LISTED ENTRIES START

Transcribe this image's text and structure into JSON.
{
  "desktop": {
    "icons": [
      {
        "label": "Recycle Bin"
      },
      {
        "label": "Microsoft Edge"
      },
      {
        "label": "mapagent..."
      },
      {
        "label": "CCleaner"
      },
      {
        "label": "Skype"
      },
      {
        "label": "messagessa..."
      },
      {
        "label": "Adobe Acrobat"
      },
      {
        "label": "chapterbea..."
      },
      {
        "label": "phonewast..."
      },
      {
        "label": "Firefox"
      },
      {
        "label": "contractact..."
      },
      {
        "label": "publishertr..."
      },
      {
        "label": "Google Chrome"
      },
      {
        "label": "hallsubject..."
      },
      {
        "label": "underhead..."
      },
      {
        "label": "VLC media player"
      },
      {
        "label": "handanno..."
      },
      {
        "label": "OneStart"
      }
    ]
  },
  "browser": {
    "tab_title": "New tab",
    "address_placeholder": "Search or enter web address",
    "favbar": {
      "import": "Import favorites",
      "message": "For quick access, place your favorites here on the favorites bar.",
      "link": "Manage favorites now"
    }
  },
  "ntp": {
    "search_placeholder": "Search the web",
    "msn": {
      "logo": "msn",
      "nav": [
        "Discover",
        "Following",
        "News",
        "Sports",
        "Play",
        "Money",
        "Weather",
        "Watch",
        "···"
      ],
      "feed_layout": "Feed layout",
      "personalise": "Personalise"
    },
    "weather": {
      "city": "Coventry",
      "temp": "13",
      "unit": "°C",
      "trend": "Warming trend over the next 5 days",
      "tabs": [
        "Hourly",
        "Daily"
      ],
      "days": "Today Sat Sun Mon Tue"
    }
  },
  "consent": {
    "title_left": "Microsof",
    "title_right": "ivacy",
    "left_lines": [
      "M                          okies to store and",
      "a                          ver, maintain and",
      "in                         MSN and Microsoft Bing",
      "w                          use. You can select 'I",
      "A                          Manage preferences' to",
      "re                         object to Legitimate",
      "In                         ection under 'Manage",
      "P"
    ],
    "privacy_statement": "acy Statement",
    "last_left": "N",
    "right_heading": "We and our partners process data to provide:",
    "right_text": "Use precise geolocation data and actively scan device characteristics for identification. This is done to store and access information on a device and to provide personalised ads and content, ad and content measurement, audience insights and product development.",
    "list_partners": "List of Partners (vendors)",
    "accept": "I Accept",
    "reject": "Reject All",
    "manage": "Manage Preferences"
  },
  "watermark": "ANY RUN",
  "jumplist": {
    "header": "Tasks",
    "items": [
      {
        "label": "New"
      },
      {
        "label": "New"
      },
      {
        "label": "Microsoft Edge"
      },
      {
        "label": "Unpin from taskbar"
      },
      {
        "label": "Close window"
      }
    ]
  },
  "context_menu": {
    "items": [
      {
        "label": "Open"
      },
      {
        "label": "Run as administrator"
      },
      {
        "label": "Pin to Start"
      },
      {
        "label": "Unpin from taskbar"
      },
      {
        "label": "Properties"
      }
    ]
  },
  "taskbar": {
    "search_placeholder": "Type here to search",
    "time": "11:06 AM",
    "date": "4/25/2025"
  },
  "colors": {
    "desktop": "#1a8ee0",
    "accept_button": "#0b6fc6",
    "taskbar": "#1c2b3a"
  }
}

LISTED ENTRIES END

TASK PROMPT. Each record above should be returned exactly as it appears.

TASK SOLUTION.
Transcribe this image's text and structure into JSON.
{
  "desktop": {
    "icons": [
      {
        "label": "Recycle Bin"
      },
      {
        "label": "Microsoft Edge"
      },
      {
        "label": "mapagent..."
      },
      {
        "label": "CCleaner"
      },
      {
        "label": "Skype"
      },
      {
        "label": "messagessa..."
      },
      {
        "label": "Adobe Acrobat"
      },
      {
        "label": "chapterbea..."
      },
      {
        "label": "phonewast..."
      },
      {
        "label": "Firefox"
      },
      {
        "label": "contractact..."
      },
      {
        "label": "publishertr..."
      },
      {
        "label": "Google Chrome"
      },
      {
        "label": "hallsubject..."
      },
      {
        "label": "underhead..."
      },
      {
        "label": "VLC media player"
      },
      {
        "label": "handanno..."
      },
      {
        "label": "OneStart"
      }
    ]
  },
  "browser": {
    "tab_title": "New tab",
    "address_placeholder": "Search or enter web address",
    "favbar": {
      "import": "Import favorites",
      "message": "For quick access, place your favorites here on the favorites bar.",
      "link": "Manage favorites now"
    }
  },
  "ntp": {
    "search_placeholder": "Search the web",
    "msn": {
      "logo": "msn",
      "nav": [
        "Discover",
        "Following",
        "News",
        "Sports",
        "Play",
        "Money",
        "Weather",
        "Watch",
        "···"
      ],
      "feed_layout": "Feed layout",
      "personalise": "Personalise"
    },
    "weather": {
      "city": "Coventry",
      "temp": "13",
      "unit": "°C",
      "trend": "Warming trend over the next 5 days",
      "tabs": [
        "Hourly",
        "Daily"
      ],
      "days": "Today Sat Sun Mon Tue"
    }
  },
  "consent": {
    "title_left": "Microsof",
    "title_right": "ivacy",
    "left_lines": [
      "M                          okies to store and",
      "a                          ver, maintain and",
      "in                         MSN and Microsoft Bing",
      "w                          use. You can select 'I",
      "A                          Manage preferences' to",
      "re                         object to Legitimate",
      "In                         ection under 'Manage",
      "P"
    ],
    "privacy_statement": "acy Statement",
    "last_left": "N",
    "right_heading": "We and our partners process data to provide:",
    "right_text": "Use precise geolocation data and actively scan device characteristics for identification. This is done to store and access information on a device and to provide personalised ads and content, ad and content measurement, audience insights and product development.",
    "list_partners": "List of Partners (vendors)",
    "accept": "I Accept",
    "reject": "Reject All",
    "manage": "Manage Preferences"
  },
  "watermark": "ANY RUN",
  "jumplist": {
    "header": "Tasks",
    "items": [
      {
        "label": "New"
      },
      {
        "label": "New"
      },
      {
        "label": "Microsoft Edge"
      },
      {
        "label": "Unpin from taskbar"
      },
      {
        "label": "Close window"
      }
    ]
  },
  "context_menu": {
    "items": [
      {
        "label": "Open"
      },
      {
        "label": "Run as administrator"
      },
      {
        "label": "Pin to Start"
      },
      {
        "label": "Unpin from taskbar"
      },
      {
        "label": "Properties"
      }
    ]
  },
  "taskbar": {
    "search_placeholder": "Type here to search",
    "time": "11:06 AM",
    "date": "4/25/2025"
  },
  "colors": {
    "desktop": "#1a8ee0",
    "accept_button": "#0b6fc6",
    "taskbar": "#1c2b3a"
  }
}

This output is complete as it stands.